As I sit here at the computer this Christmas Eve, unable to really concentrate on serious writing, bored with reading, and unwilling to do anymore work around the house, I have spent some time thinking back on 2014, only a week away from coming to an end.
It has been a year filled with change for our family.
My husband lost his job in February. While it has forced us to live on my income as a teacher and the royalties I make as a writer (not yet where I wish them to be!), I considered it to be a blessing. For the past six years, he had worked at a job far enough from our home that he had to live there during the week and was only home for weekends. Maintaining a family life long distance is never easy. It also brings with it enough increased expenses in maintaining a second household (even though his lodgings were rent-free) that I often questioned whether we were really better off.
Adjusting our lifestyle to such a cut in income has had its ups and downs, sometimes like the most insane roller coaster ride you can ever imagine. Yet each time that I have grown concerned that we couldn’t possibly make it through a month, somehow we did. Royalty checks, big and small, arrived just in the nick of time, or my husband picked up some freelance work that helped to tide us over. A litter of puppies brought in additional income.
We planted a garden, then added a watermelon and cantaloupe patch in a different location on our mini-farm. Plentiful rain and moderate temperatures provided us with an abundance of fresh vegetables and incredibly flavorful melons. A neighbor killed and butchered one of his steers and brought us a box of beef. Just before Thanksgiving, my husband expressed the wish that he could add a deer ham to our smoker, and less than an hour later we were hauling an eight point buck home in the back of our truck.
In May, I earned my masters in education. Thanks to a gift from two very good friends, we had gas money so we could attend commencement in Virginia Beach. The pomp and ceremony had a wonderful bonus effect: my son, who was not at all excited about his own upcoming high school graduation ceremony, suddenly looked forward to the event. The smile on his face after that ceremony will live in my memory forever. School was not the easy academic ride for him that it had been for me and his father.

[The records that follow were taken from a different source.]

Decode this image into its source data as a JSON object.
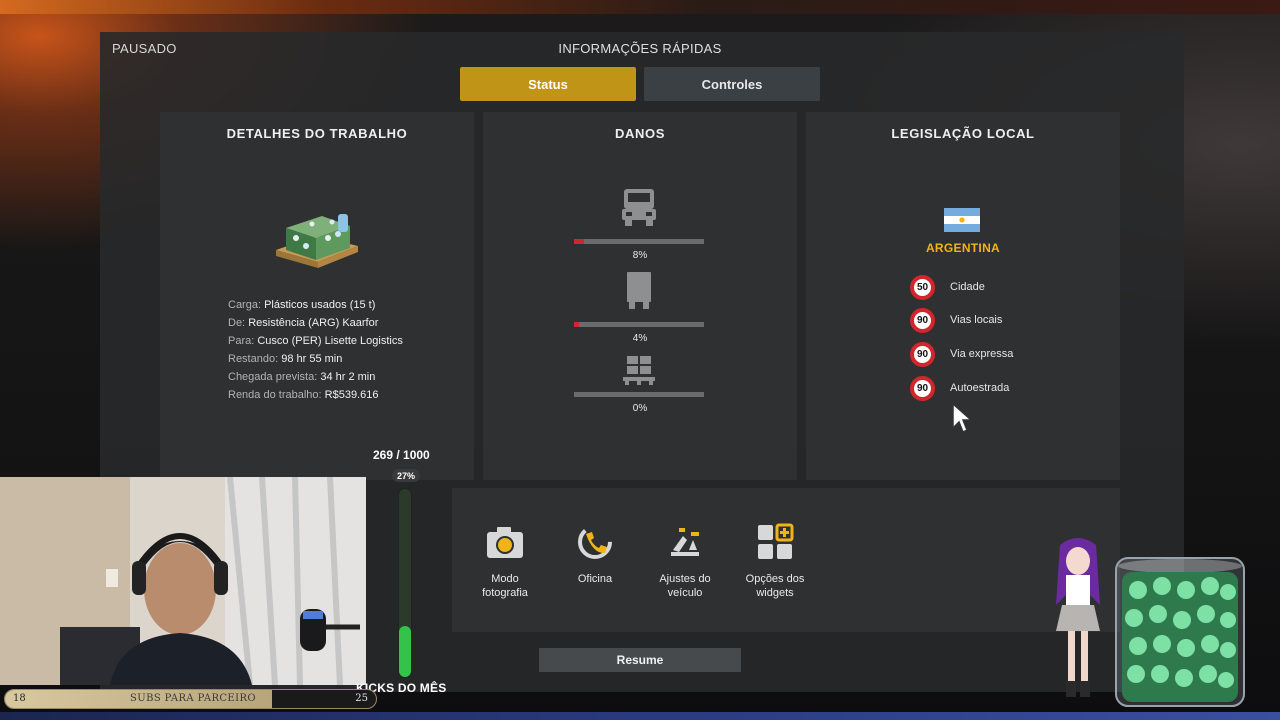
{
  "header": {
    "paused": "PAUSADO",
    "title": "INFORMAÇÕES RÁPIDAS"
  },
  "tabs": [
    {
      "label": "Status",
      "active": true
    },
    {
      "label": "Controles",
      "active": false
    }
  ],
  "job": {
    "title": "DETALHES DO TRABALHO",
    "cargo_label": "Carga:",
    "cargo_value": "Plásticos usados (15 t)",
    "from_label": "De:",
    "from_value": "Resistência (ARG) Kaarfor",
    "to_label": "Para:",
    "to_value": "Cusco (PER) Lisette Logistics",
    "remaining_label": "Restando:",
    "remaining_value": "98 hr 55 min",
    "eta_label": "Chegada prevista:",
    "eta_value": "34 hr 2 min",
    "income_label": "Renda do trabalho:",
    "income_value": "R$539.616"
  },
  "damage": {
    "title": "DANOS",
    "truck": {
      "icon": "truck-icon",
      "pct": "8%",
      "level": 8
    },
    "trailer": {
      "icon": "trailer-icon",
      "pct": "4%",
      "level": 4
    },
    "cargo": {
      "icon": "cargo-boxes-icon",
      "pct": "0%",
      "level": 0
    }
  },
  "legislation": {
    "title": "LEGISLAÇÃO LOCAL",
    "country": "ARGENTINA",
    "limits": [
      {
        "speed": "50",
        "label": "Cidade"
      },
      {
        "speed": "90",
        "label": "Vias locais"
      },
      {
        "speed": "90",
        "label": "Via expressa"
      },
      {
        "speed": "90",
        "label": "Autoestrada"
      }
    ]
  },
  "actions": {
    "photo": "Modo\nfotografia",
    "workshop": "Oficina",
    "vehicle": "Ajustes do\nveículo",
    "widgets": "Opções dos\nwidgets",
    "resume": "Resume"
  },
  "overlay": {
    "kicks_count": "269 / 1000",
    "kicks_pct": "27%",
    "kicks_level": 27,
    "kicks_label": "KICKS DO MÊS",
    "subs_start": "18",
    "subs_text": "SUBS PARA PARCEIRO",
    "subs_end": "25",
    "subs_level": 72
  },
  "colors": {
    "accent": "#c09416",
    "damage": "#cc2a2a",
    "country": "#f1b418",
    "kicks": "#35c24a"
  }
}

With the change in his employment, my husband decided to take a hard look at what he wanted to do. He had already completed a course in fixing small engines, which—to my thinking—paid for itself when he was able to fix our riding lawnmower himself. He is now back in school and has completed his first semester of a very fine gunsmithing program.
My career as a writer has continued to grow and expand this year. I had a book release under a different pen name in July, which has done very well. My next release as Laura Browning, Special Delivery, will come out May 12, 2015, and is already available for pre-order.
Just this week, my husband finally secured a part-time job that he can fit around his schedule as a student and as the coach of a high school fencing team. My son has matured during this year, now holding down two part-time jobs as he continues to explore what he would like to do for a career.
In all, though this year has been filled with tremendous change, it has also been filled with such timely blessings, I can’t help but believe in the divine hand of providence at work. Through the many adventures and misadventures during my life, I have always felt I must have a very special guardian angel. Now I am sure of it.
I don’t wear my faith on my sleeve. Maybe that’s a function of being a Lutheran, maybe it’s just my personality. However, I have spent many moments this year thanking God for his assistance in so many little ways. So this holiday season, when we think about the miracle of faith embodied in the birth of God’s son, remember that miracles occur every day in many little ways. It might be the garden blessed with good weather or a timely gift from a friend. It might even be that longer than usual wait in a checkout line that put you two cars behind the impaired driver instead of right next to him when he lost control of his vehicle and crashed.
As Walt Whitman says, “Keep your face always toward the sunshine – and shadows will fall behind you.”
So as 2014 winds down and 2015 begins, remember to look for the best in every situation. Find those little blessings that can brighten your day and help you brighten the day of someone else.